(Stored data entries)
■ ■ ■ ■ ■ ■ ■

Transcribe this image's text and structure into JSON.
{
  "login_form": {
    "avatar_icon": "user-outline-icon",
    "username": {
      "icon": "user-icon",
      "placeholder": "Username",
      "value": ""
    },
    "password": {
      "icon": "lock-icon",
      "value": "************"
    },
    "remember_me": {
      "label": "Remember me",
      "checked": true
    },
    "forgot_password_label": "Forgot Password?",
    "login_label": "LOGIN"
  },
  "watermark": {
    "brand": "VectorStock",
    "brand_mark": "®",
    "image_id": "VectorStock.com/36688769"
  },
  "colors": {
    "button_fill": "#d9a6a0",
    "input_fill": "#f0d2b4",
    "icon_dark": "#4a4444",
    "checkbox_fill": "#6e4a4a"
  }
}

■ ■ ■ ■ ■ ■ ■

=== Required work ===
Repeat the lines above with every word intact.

=== Output of the task ===
Transcribe this image's text and structure into JSON.
{
  "login_form": {
    "avatar_icon": "user-outline-icon",
    "username": {
      "icon": "user-icon",
      "placeholder": "Username",
      "value": ""
    },
    "password": {
      "icon": "lock-icon",
      "value": "************"
    },
    "remember_me": {
      "label": "Remember me",
      "checked": true
    },
    "forgot_password_label": "Forgot Password?",
    "login_label": "LOGIN"
  },
  "watermark": {
    "brand": "VectorStock",
    "brand_mark": "®",
    "image_id": "VectorStock.com/36688769"
  },
  "colors": {
    "button_fill": "#d9a6a0",
    "input_fill": "#f0d2b4",
    "icon_dark": "#4a4444",
    "checkbox_fill": "#6e4a4a"
  }
}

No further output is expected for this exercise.